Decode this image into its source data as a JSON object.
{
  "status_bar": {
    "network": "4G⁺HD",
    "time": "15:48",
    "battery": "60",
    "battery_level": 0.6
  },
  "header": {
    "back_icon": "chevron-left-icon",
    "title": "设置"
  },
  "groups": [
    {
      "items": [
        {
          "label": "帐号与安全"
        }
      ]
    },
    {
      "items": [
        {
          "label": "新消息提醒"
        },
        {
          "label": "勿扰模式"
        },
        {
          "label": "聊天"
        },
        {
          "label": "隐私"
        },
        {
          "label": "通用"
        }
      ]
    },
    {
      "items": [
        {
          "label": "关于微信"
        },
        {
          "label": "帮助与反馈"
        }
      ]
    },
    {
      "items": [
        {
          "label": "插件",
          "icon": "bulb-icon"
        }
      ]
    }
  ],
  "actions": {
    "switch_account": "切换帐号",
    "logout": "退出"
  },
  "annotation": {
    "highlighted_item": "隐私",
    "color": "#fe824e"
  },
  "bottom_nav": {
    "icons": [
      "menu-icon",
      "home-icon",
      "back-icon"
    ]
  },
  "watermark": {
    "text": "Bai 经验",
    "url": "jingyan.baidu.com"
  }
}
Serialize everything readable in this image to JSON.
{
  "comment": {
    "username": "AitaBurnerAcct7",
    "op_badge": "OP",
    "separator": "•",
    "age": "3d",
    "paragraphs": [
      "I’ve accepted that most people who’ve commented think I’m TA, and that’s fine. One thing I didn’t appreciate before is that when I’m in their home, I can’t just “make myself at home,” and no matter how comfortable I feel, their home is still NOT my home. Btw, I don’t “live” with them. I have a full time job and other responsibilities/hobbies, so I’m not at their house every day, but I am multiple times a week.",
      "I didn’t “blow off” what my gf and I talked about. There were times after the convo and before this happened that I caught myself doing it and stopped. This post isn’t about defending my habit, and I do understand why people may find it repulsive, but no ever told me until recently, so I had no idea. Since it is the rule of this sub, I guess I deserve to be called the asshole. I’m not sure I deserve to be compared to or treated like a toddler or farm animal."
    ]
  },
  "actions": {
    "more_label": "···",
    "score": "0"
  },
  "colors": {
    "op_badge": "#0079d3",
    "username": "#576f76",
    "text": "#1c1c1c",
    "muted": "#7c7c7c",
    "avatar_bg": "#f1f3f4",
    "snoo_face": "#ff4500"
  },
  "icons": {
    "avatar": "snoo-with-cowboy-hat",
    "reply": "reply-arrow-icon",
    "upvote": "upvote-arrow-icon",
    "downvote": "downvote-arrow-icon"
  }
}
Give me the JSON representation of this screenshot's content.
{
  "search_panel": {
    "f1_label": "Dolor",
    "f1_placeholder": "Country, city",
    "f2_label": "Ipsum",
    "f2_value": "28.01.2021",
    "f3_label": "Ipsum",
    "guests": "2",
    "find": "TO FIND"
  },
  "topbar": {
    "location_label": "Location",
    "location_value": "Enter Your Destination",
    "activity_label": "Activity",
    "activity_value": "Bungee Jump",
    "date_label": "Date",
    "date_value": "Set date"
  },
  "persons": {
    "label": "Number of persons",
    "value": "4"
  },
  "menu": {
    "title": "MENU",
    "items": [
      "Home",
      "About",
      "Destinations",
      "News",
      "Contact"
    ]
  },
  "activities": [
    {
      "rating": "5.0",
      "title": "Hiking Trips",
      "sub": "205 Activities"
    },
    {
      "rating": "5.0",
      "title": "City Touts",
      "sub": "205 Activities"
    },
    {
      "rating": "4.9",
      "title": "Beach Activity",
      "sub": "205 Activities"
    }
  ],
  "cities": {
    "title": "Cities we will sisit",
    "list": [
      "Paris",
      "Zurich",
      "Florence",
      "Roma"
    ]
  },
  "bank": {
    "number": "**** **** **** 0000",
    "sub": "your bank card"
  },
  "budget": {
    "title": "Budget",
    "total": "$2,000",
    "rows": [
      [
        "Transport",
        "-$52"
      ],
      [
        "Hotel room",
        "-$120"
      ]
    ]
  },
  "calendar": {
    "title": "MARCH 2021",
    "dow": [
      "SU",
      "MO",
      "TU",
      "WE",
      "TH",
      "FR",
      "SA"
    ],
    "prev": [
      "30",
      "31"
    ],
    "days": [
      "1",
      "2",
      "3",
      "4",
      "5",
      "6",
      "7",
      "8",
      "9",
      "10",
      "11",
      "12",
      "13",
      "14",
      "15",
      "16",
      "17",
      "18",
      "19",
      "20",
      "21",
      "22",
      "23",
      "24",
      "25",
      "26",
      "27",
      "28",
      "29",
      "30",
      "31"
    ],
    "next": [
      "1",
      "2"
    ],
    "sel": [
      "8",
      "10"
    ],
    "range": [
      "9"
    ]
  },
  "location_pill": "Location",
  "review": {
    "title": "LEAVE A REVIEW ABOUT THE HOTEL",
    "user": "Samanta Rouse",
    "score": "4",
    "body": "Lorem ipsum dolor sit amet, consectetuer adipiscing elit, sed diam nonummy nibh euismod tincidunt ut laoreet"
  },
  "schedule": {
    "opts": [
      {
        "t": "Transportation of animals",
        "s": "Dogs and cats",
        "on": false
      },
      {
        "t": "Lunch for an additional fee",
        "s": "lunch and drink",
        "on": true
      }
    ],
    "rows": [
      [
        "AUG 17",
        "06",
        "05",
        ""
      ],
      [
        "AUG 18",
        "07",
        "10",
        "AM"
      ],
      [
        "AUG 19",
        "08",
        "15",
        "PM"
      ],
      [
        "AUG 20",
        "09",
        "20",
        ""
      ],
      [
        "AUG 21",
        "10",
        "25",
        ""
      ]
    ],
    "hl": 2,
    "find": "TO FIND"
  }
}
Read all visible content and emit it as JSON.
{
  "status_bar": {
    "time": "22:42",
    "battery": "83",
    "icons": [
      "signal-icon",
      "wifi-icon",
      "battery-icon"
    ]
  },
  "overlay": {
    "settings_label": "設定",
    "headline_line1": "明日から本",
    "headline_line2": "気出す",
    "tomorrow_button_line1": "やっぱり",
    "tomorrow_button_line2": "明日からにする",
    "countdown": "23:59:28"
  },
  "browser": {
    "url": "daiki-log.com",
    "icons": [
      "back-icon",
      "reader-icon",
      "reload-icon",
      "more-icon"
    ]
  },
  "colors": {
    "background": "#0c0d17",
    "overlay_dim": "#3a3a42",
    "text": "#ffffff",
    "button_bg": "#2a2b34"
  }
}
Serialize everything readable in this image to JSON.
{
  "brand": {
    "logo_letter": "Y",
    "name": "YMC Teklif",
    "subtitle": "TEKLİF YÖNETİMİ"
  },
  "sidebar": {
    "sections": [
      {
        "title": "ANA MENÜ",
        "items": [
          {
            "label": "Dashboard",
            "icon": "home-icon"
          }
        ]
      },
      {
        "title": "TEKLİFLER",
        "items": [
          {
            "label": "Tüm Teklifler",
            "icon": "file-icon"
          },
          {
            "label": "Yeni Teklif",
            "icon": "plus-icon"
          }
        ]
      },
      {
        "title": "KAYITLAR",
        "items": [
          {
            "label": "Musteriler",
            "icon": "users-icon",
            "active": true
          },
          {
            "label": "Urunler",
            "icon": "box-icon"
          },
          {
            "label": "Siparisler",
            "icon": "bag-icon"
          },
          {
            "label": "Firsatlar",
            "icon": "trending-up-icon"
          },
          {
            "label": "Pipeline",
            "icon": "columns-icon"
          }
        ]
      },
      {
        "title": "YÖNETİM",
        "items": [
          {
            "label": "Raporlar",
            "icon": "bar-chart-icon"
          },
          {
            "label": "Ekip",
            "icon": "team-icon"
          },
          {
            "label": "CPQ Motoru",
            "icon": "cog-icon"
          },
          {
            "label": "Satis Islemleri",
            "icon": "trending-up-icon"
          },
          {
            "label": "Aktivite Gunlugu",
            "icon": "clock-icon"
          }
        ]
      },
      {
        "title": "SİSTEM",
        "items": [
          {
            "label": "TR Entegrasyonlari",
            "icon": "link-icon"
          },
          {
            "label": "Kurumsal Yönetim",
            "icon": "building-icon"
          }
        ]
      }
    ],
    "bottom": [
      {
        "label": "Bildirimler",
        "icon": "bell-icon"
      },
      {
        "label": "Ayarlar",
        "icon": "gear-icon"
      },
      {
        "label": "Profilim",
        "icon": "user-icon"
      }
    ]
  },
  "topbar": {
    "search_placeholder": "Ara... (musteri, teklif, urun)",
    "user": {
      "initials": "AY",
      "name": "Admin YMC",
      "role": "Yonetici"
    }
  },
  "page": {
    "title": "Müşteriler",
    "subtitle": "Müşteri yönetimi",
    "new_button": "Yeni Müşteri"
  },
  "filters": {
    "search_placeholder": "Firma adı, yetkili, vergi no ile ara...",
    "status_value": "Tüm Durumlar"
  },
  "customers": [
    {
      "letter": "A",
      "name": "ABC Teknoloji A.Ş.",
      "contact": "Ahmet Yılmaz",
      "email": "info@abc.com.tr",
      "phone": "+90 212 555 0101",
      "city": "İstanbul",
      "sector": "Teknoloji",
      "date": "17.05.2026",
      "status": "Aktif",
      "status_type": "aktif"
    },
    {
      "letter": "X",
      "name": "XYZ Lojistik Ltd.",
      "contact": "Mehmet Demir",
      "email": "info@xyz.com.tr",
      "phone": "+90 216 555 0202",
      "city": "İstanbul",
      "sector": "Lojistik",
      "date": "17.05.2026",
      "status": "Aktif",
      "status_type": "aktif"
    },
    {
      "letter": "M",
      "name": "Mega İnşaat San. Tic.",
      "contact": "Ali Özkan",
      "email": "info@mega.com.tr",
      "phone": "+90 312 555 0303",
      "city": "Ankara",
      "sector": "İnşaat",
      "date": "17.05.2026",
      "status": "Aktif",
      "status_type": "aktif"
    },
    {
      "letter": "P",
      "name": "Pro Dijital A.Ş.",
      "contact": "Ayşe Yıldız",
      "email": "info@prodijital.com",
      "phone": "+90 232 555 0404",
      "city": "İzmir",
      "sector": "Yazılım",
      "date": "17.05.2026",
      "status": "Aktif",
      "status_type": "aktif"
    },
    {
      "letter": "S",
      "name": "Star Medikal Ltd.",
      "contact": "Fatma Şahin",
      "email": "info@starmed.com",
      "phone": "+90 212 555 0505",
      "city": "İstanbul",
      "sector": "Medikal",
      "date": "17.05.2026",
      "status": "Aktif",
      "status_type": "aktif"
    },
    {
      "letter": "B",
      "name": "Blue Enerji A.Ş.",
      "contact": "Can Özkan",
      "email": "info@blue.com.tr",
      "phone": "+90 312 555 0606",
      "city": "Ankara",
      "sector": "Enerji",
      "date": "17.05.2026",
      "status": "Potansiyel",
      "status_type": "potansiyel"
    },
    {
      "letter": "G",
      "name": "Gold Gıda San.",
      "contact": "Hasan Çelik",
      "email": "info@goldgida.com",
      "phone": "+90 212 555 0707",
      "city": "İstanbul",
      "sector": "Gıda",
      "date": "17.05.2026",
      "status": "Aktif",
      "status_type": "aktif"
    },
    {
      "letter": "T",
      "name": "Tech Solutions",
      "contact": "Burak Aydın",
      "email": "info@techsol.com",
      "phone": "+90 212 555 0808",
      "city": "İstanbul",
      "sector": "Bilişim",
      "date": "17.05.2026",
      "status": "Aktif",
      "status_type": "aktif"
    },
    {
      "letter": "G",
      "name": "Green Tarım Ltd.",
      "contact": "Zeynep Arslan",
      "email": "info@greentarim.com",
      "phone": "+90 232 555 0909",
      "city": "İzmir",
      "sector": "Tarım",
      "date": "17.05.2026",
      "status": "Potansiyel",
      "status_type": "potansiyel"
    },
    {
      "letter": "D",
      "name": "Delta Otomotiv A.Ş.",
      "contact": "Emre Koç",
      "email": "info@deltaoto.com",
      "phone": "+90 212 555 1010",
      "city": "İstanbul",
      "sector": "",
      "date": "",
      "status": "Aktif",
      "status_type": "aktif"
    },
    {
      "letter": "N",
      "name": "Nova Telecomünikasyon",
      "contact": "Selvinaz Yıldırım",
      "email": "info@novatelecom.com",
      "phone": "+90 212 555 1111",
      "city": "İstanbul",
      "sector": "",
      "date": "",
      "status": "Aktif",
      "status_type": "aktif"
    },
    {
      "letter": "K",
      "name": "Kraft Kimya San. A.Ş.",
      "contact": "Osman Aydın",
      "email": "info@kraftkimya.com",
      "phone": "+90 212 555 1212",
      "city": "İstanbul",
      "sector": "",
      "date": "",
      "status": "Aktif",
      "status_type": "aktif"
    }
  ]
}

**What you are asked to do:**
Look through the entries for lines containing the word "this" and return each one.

**Exercise answer:**
Decode this image into its source data as a JSON object.
Serialize everything readable in this image to JSON.
      "I didn’t “blow off” what my gf and I talked about. There were times after the convo and before this happened that I caught myself doing it and stopped. This post isn’t about defending my habit, and I do understand why people may find it repulsive, but no ever told me until recently, so I had no idea. Since it is the rule of this sub, I guess I deserve to be called the asshole. I’m not sure I deserve to be compared to or treated like a toddler or farm animal."
Give me the JSON representation of this screenshot's content.
Serialize everything readable in this image to JSON.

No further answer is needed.